Analysts said the U.S. is on pace for its best labor market year since 1999. Additionally, the Labor Department reported that 31,000 more jobs than originally estimated had been added in August and September.

Some of the bright spots include the retail industry, which added 27,100 jobs; manufacturing, which added 15,000; transportation and shipping, which gained 13,300; and professional and business services, including accountants and engineers, which added 37,000 jobs.

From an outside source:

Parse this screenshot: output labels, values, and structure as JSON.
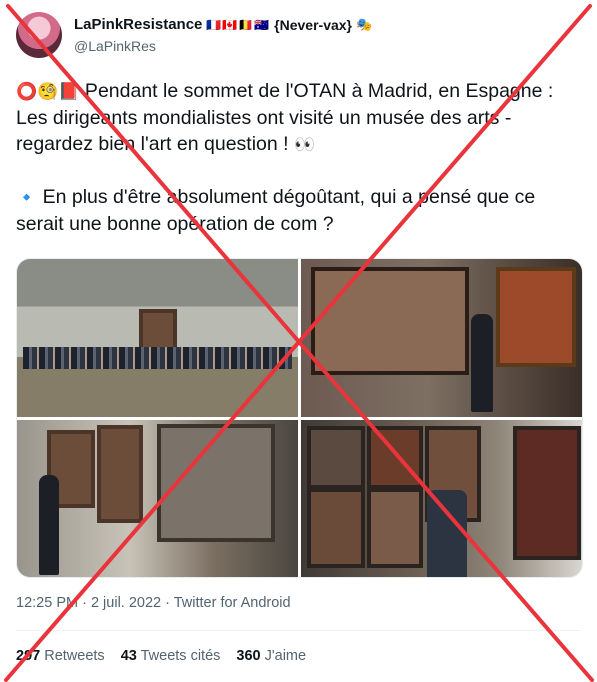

But inside that silver lining is some troubling news: Workers' average hourly pay rose only slightly in October. Average hourly pay rose a mere three cents to $24.57, only 2 percent higher than the average wage 12 months earlier and barely ahead of the 1.7 percent inflation rate.